Please report each line of the data below that contains "Academic".

+++ Exercise input

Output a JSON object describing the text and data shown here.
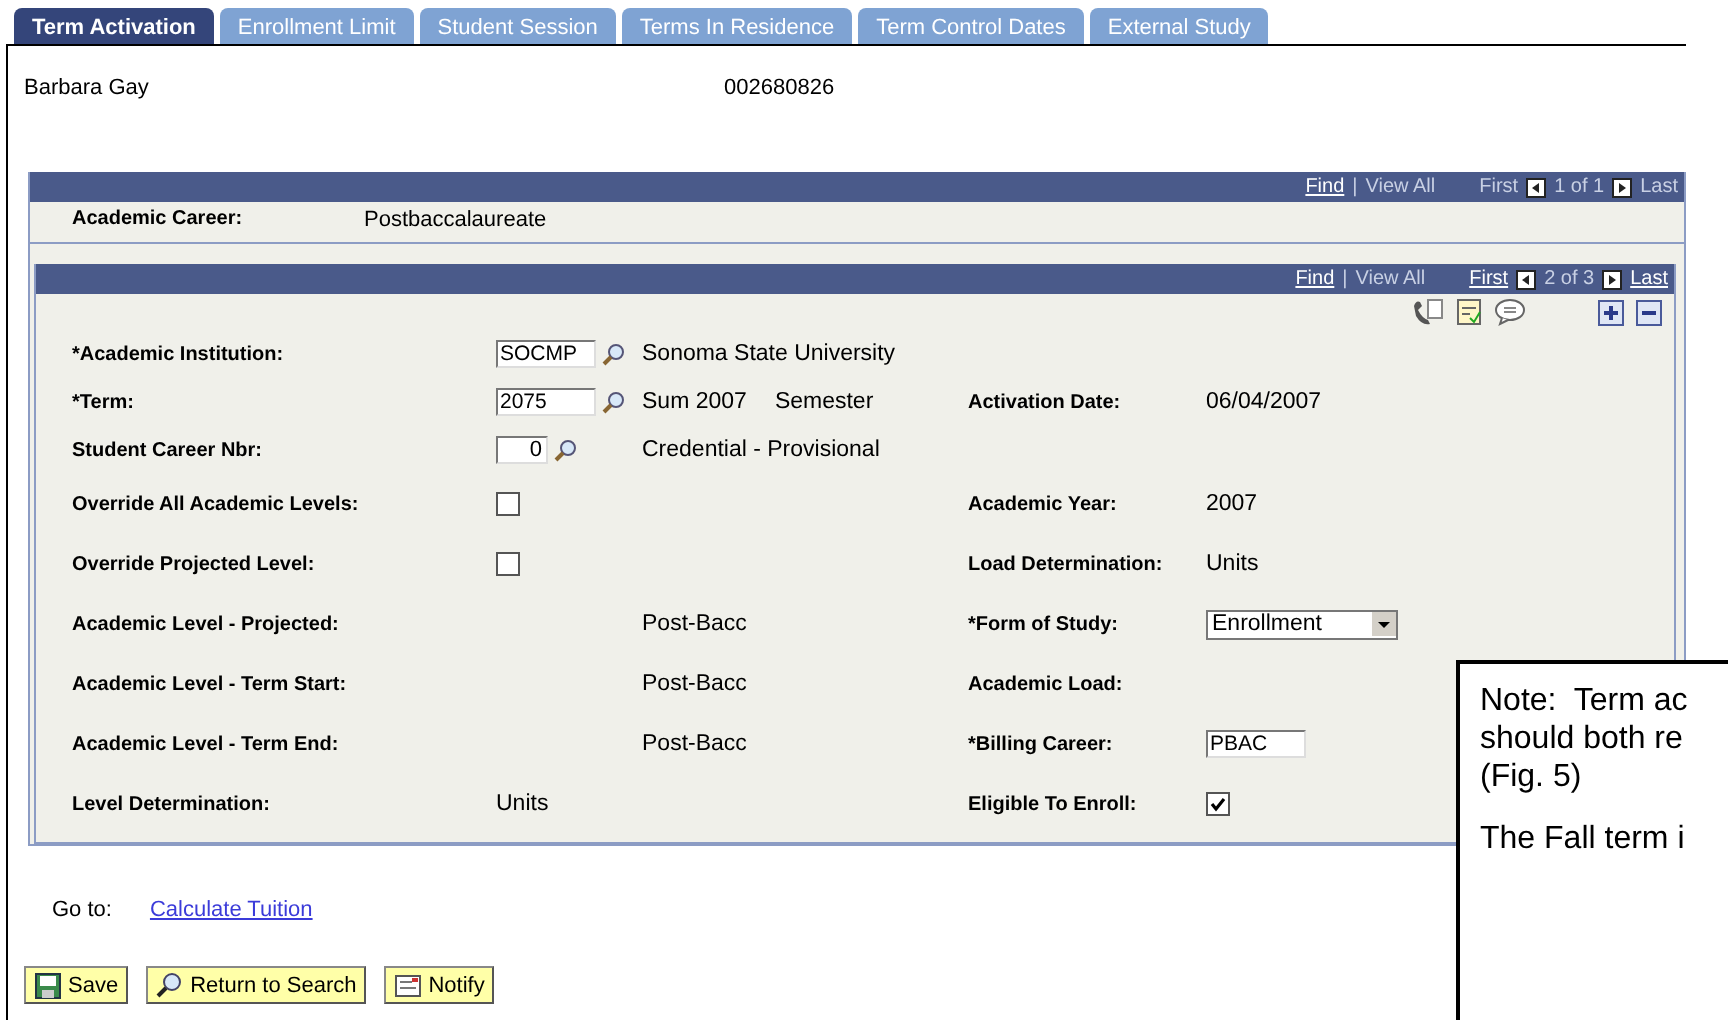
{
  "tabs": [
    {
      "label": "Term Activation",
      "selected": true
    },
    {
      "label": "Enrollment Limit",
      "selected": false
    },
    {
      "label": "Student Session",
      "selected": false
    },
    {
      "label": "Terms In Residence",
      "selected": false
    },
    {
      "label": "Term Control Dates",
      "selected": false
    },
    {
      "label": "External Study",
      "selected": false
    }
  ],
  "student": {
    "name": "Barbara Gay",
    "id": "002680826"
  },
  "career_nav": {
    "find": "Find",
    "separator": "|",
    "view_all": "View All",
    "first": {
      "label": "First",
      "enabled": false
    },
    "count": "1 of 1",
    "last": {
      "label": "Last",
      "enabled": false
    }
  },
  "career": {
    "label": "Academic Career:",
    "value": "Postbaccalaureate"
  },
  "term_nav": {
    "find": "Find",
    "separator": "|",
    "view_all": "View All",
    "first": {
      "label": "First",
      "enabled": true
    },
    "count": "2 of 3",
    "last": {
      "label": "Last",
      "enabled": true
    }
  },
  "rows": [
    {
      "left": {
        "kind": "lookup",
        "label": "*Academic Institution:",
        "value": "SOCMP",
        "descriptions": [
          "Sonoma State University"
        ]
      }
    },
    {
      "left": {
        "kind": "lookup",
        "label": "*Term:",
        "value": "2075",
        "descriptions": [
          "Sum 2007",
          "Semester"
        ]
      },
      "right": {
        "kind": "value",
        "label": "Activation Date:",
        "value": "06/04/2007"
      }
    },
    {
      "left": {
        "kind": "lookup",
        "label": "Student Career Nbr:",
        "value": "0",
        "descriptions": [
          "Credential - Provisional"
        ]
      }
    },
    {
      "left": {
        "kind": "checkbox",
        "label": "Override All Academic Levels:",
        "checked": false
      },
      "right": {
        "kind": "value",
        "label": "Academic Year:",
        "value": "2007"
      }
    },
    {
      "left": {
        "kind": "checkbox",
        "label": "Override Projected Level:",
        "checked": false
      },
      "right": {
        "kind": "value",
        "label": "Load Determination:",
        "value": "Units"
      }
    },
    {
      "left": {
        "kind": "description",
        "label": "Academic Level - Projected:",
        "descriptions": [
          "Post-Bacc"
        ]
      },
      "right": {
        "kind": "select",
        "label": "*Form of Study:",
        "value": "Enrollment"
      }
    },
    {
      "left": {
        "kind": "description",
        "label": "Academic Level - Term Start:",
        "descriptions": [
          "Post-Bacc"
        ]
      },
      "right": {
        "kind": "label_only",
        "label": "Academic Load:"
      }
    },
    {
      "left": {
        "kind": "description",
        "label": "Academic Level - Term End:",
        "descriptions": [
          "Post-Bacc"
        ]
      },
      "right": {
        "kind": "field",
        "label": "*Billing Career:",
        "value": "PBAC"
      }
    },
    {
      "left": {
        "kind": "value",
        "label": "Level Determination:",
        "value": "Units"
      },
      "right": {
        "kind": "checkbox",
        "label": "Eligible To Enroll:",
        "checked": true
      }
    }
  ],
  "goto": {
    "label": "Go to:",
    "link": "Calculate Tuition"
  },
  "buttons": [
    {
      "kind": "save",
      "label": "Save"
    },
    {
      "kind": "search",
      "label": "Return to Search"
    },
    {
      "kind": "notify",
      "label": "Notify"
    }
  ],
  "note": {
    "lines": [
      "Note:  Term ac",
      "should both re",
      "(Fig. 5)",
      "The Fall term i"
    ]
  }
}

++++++

__Answer space__
    "label": "Academic Career:",
        "label": "*Academic Institution:",
        "label": "Override All Academic Levels:",
        "label": "Academic Year:",
        "label": "Academic Level - Projected:",
        "label": "Academic Level - Term Start:",
        "label": "Academic Load:"
        "label": "Academic Level - Term End:",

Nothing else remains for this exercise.